Economists polled by Reuters had expected Chinese exports denominated in the U.S. dollar to fall by 3% and imports to decline by 5.2% in September, compared to a year ago.China Economyread more
The U.S. had plans to hike duties on at least $250 billion in Chinese goods to 30% from 25% on Tuesday. Despite the partial trade deal, some banks on Sunday wrote that tariff...Marketsread more
The industry has pulled in $322 billion over the past six months, the fastest pace since the second half of 2008.Marketsread more
A technical recession occurs when there are two consecutive quarters of economic contraction.Asia Economyread more
"Deepfakes" are being used to depict people in fake videos they did not actually appear in, and can potentially affect elections, diplomacy and how markets move, experts say.Technologyread more
A spokesperson for the U.S.-backed Syrian Democratic Forces (SDF) has issued a stark warning to the international community.World Newsread more
The potential deal would shift Neumann's already diminished voting power to the Japanese conglomerate, according to the Journal.Technologyread more
U.S. President Donald Trump said that both sides reached a "very substantial phase one deal" that will address intellectual property and financial services concerns and...Asia Marketsread more
On Friday, Zedd tweeted about the ban, and CNBC verified the claim with his publicist on Saturday.China Politicsread more
Hunter's vows to forgo any foreign work follow a slew of unsubstantiated attacks by President Donald Trump accusing him of corruption.Politicsread more
Apple, the company that created the modern-day smartphone, is relying on technology customers are already extremely familiar with, like cameras, and taking a backseat when it...Technologyread more
Moody's has just slashed its rating outlook on Equifax, the first time cybersecurity issues have been cited as the reason for a downgrade.
"We are treating this with more significance because it is the first time that cyber has been a named factor in an outlook change," Joe Mielenhausen, a spokesperson for Moody's, told CNBC. "This is the first time the fallout from a breach has moved the needle enough to contribute to the change."
Equifax could not immediately be reached for comment.
The decision is significant because investors increasingly look to ratings firms and insurance companies to adequately predict the longer-term fallout of some of the biggest breaches, a difficult task given the relative lack of historical data on these incidents.
Moody's cited Equifax's recent $690 million first-quarter charge for the breach as contributing to the downgrade. The expense represents the company's estimate for settling ongoing class action cases, as well as potential federal and state regulatory fines.
The note also cited Equifax's hefty cybersecurity investments as problematic for its future strength.
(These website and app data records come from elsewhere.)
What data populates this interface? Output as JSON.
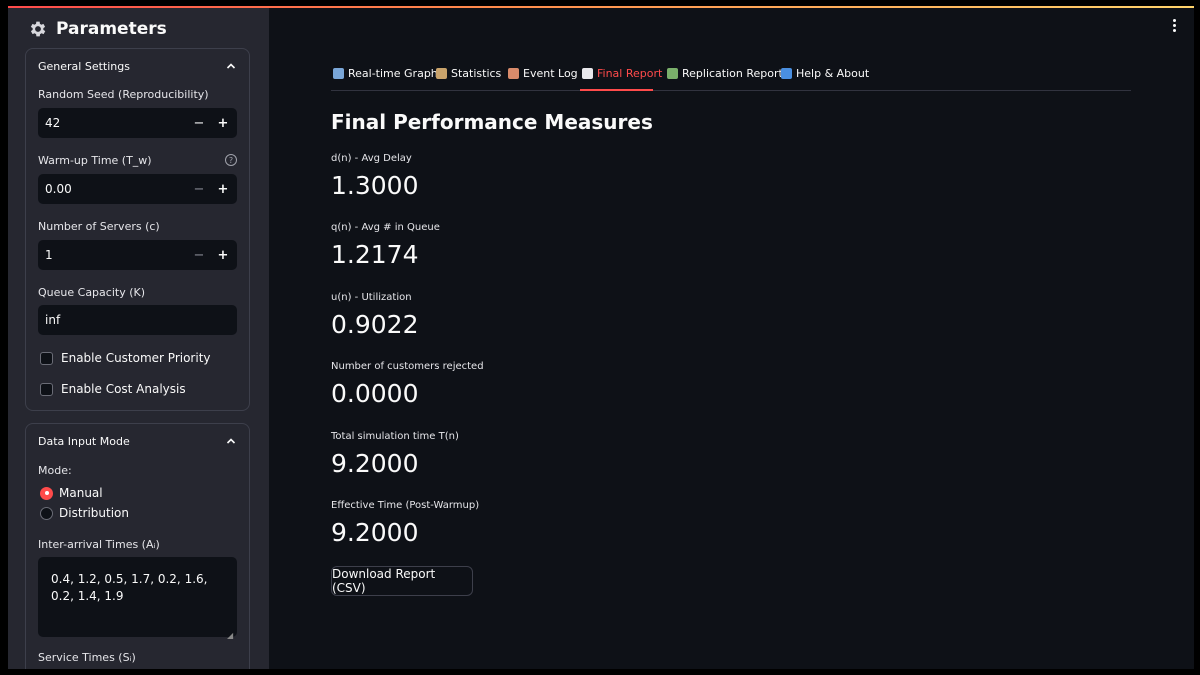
{
  "sidebar": {
    "title": "Parameters",
    "general": {
      "header": "General Settings",
      "random_seed": {
        "label": "Random Seed (Reproducibility)",
        "value": "42"
      },
      "warmup": {
        "label": "Warm-up Time (T_w)",
        "value": "0.00"
      },
      "servers": {
        "label": "Number of Servers (c)",
        "value": "1"
      },
      "capacity": {
        "label": "Queue Capacity (K)",
        "value": "inf"
      },
      "priority": {
        "label": "Enable Customer Priority",
        "checked": false
      },
      "cost": {
        "label": "Enable Cost Analysis",
        "checked": false
      }
    },
    "data_input": {
      "header": "Data Input Mode",
      "mode_label": "Mode:",
      "options": [
        "Manual",
        "Distribution"
      ],
      "selected": "Manual",
      "interarrival_label": "Inter-arrival Times (Aᵢ)",
      "interarrival_value": "0.4, 1.2, 0.5, 1.7, 0.2, 1.6, 0.2, 1.4, 1.9",
      "service_label": "Service Times (Sᵢ)"
    }
  },
  "tabs": [
    {
      "label": "Real-time Graph",
      "icon": "chart-icon",
      "color": "#7aa7d9"
    },
    {
      "label": "Statistics",
      "icon": "clipboard-icon",
      "color": "#c9a36b"
    },
    {
      "label": "Event Log",
      "icon": "log-icon",
      "color": "#d98b6b"
    },
    {
      "label": "Final Report",
      "icon": "document-icon",
      "color": "#e8e8ec"
    },
    {
      "label": "Replication Report",
      "icon": "bar-chart-icon",
      "color": "#7ab06b"
    },
    {
      "label": "Help & About",
      "icon": "info-icon",
      "color": "#4a8fe0"
    }
  ],
  "active_tab": "Final Report",
  "main": {
    "title": "Final Performance Measures",
    "metrics": [
      {
        "label": "d(n) - Avg Delay",
        "value": "1.3000"
      },
      {
        "label": "q(n) - Avg # in Queue",
        "value": "1.2174"
      },
      {
        "label": "u(n) - Utilization",
        "value": "0.9022"
      },
      {
        "label": "Number of customers rejected",
        "value": "0.0000"
      },
      {
        "label": "Total simulation time T(n)",
        "value": "9.2000"
      },
      {
        "label": "Effective Time (Post-Warmup)",
        "value": "9.2000"
      }
    ],
    "download_label": "Download Report (CSV)"
  },
  "colors": {
    "accent": "#ff4b4b",
    "background": "#0e1117",
    "sidebar": "#262730"
  }
}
"We estimate Equifax's cybersecurity expenses and capital investments will total about $400 million in both 2019 and 2020 before declining to about $250 million in 2021," the note says. "Beyond 2020, infrastructure investments are likely to remain higher than they had been before the 2017 breach."
Moody's also said Equifax may not be alone.
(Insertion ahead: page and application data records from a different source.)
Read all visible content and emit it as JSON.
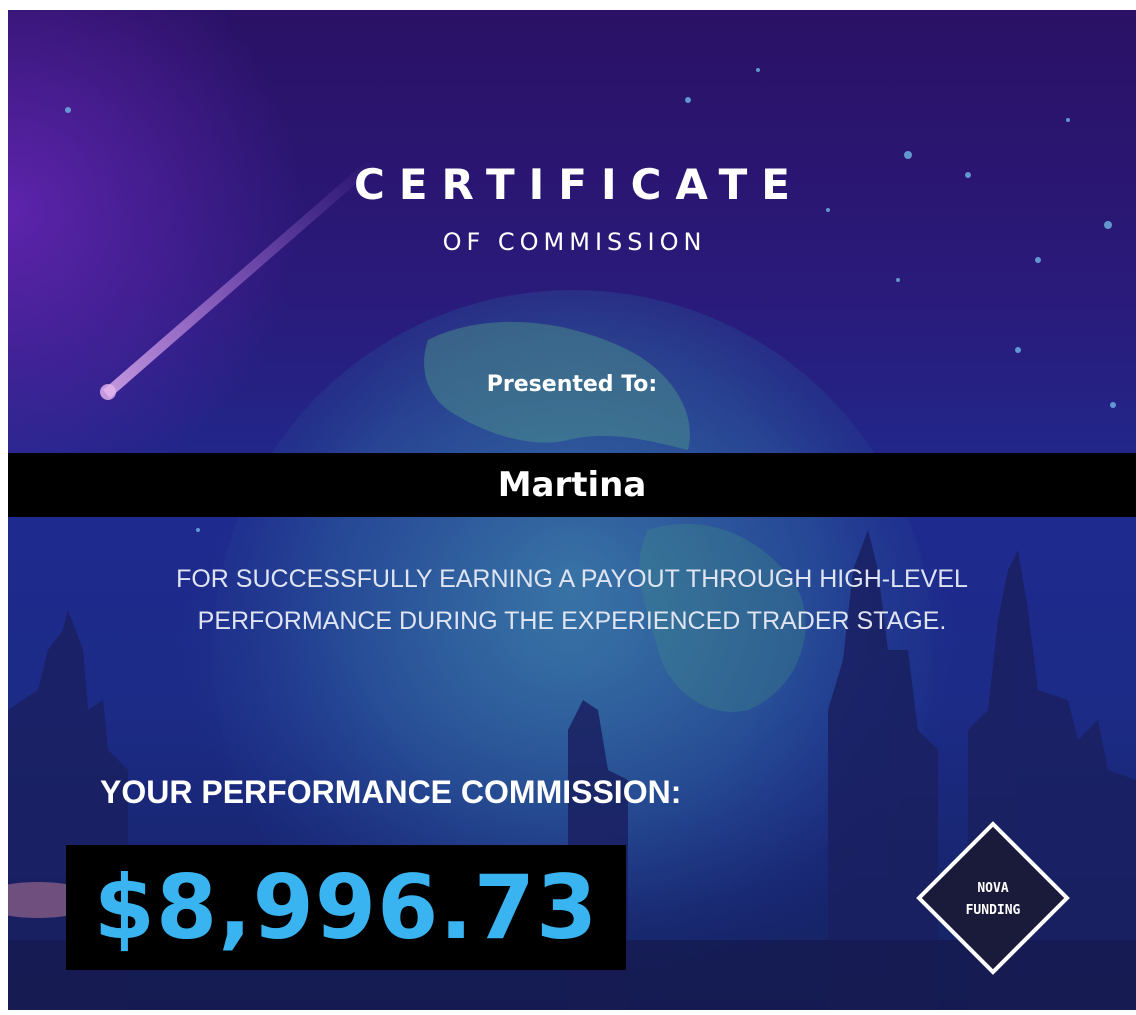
{
  "certificate": {
    "title": "CERTIFICATE",
    "subtitle": "OF COMMISSION",
    "presented_label": "Presented To:",
    "recipient_name": "Martina",
    "description_lines": [
      "FOR SUCCESSFULLY EARNING A PAYOUT THROUGH HIGH-LEVEL",
      "PERFORMANCE DURING THE EXPERIENCED TRADER STAGE."
    ],
    "commission_label": "YOUR PERFORMANCE COMMISSION:",
    "commission_amount": "$8,996.73"
  },
  "logo": {
    "line1": "NOVA",
    "line2": "FUNDING"
  },
  "colors": {
    "amount": "#3ab4f0",
    "background_top": "#2a1166",
    "background_bottom": "#14215e",
    "bar": "#000000"
  }
}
"The heightened emphasis on cybersecurity for all data oriented companies, which is especially acute for Equifax, leads us to expect that higher cybersecurity costs will continue to hurt the company's profit and free cash flow for the foreseeable future," Moody's said.
The firm recently said it's working on building cyber risk into its credit ratings, which would put corporations on the hook for their cybersecurity practices. Moody's has indicated that the types of companies most at risk include financial firms, securities firms, hospitals, market infrastructure providers and electric utilities.
As CNBC previously reported, the stolen Equifax data has never been found and intelligence officials largely believe it has been collected and used for foreign intelligence purposes.